Dolphin research is a major focus at MOTE and has been since the facility was established in 1955. Rescued dolphins are rehabilitated in the Marine Mammal Visitor Center across the parking lot. (The rehab lagoon is off-limits to visitors.) Other endangered animals, unable to survive in the wild, are on permanent display.
Four 6-by-10-foot windows let you into the watery world of the resident manatees, both born in captivity in the 1980s. A microphone captures their sounds. Each day 1,200-pound Hugh and 1,700-pound Buffet munch through 80-some heads of romaine lettuce, plus carrots, beets, apples, kale and monkey biscuits laced with vitamins. In addition to studying the manatees’ sensory biology and behavior, MOTE researchers investigate strandings and take bimonthly aerial surveys of wild manatee herds year-round.
Lido (a blind green turtle) and three loggerheads swim in other tanks. Shelly and Montego, females born in New York City almost 30 years ago, have been studied at MOTE since the 1990s. Edgar was found abandoned in a nest 12 years ago and was nursed back to health.
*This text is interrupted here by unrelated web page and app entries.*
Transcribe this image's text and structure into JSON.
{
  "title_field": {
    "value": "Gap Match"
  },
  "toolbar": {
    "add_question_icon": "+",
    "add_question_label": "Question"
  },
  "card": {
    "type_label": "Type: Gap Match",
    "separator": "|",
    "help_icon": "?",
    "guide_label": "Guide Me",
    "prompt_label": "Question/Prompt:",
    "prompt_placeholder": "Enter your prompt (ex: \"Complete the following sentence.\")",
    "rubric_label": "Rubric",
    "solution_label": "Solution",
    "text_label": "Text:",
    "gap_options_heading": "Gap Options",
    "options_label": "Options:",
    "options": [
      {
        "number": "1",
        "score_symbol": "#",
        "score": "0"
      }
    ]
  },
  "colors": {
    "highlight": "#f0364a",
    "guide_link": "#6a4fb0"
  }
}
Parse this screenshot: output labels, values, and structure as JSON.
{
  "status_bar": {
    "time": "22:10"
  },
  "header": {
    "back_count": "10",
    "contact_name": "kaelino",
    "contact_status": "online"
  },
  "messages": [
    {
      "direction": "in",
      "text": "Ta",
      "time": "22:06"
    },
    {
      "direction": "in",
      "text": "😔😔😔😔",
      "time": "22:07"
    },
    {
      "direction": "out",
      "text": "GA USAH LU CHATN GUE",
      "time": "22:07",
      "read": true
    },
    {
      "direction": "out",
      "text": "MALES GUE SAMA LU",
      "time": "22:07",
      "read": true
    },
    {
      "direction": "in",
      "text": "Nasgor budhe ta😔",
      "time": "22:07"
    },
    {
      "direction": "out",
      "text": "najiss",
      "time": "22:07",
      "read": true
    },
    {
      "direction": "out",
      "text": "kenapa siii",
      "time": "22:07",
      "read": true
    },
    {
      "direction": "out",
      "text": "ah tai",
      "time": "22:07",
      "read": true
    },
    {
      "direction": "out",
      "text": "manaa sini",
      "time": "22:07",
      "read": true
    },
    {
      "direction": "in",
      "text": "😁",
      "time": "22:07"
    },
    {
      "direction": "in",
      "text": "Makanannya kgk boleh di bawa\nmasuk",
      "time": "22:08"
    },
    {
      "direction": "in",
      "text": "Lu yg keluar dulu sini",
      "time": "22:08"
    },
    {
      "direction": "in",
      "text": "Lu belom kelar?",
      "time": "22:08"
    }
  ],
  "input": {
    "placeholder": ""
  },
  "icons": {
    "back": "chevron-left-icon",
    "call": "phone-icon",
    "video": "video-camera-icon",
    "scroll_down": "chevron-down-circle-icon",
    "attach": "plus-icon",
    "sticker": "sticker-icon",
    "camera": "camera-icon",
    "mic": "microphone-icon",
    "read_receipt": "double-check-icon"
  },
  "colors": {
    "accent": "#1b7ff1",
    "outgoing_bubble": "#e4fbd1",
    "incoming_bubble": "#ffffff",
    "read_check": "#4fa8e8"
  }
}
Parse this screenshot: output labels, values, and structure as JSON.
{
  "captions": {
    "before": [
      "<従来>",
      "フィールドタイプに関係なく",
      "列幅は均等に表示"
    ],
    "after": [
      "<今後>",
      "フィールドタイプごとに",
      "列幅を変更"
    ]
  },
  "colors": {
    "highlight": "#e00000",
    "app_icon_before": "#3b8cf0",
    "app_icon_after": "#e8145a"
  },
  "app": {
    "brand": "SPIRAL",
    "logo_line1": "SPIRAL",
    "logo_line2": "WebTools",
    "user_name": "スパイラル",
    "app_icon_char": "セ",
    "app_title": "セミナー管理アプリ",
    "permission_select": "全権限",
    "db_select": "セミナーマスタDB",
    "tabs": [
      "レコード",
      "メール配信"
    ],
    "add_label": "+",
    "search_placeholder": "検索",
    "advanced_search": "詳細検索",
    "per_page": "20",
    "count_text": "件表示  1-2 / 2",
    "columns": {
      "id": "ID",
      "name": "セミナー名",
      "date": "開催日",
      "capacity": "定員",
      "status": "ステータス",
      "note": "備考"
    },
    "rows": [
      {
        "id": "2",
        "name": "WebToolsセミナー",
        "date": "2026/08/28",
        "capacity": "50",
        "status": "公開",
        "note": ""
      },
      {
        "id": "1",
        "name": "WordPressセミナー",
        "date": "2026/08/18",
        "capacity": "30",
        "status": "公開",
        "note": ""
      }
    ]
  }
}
He or she — staff won’t know until Edgar matures in another 20 or so years — can’t be released into the wild because it lacks protective pigment. Other turtles are rehabilitated behind the scenes.
Across from the sea turtle exhibit children can walk through a fishing trawl and out through the TED (turtle exclusion device). Before laws required TEDs, turtles frequently died in fishing nets. Displays also explain MOTE’s aquaculture programs: fish restocking, and growing shrimp and sturgeon (for caviar).
William R. Mote’s philosophy permeates the facility. “For countless ages man has taken from the sea. Now it is time for us to give back to this precious source of all our planet’s life.” MOTE scientists are giving back, and the displays show you why and how you can help.
MOTE Marine Laboratory, Sarasota, Fla. Phone: (941) 388-4441. www.mote.org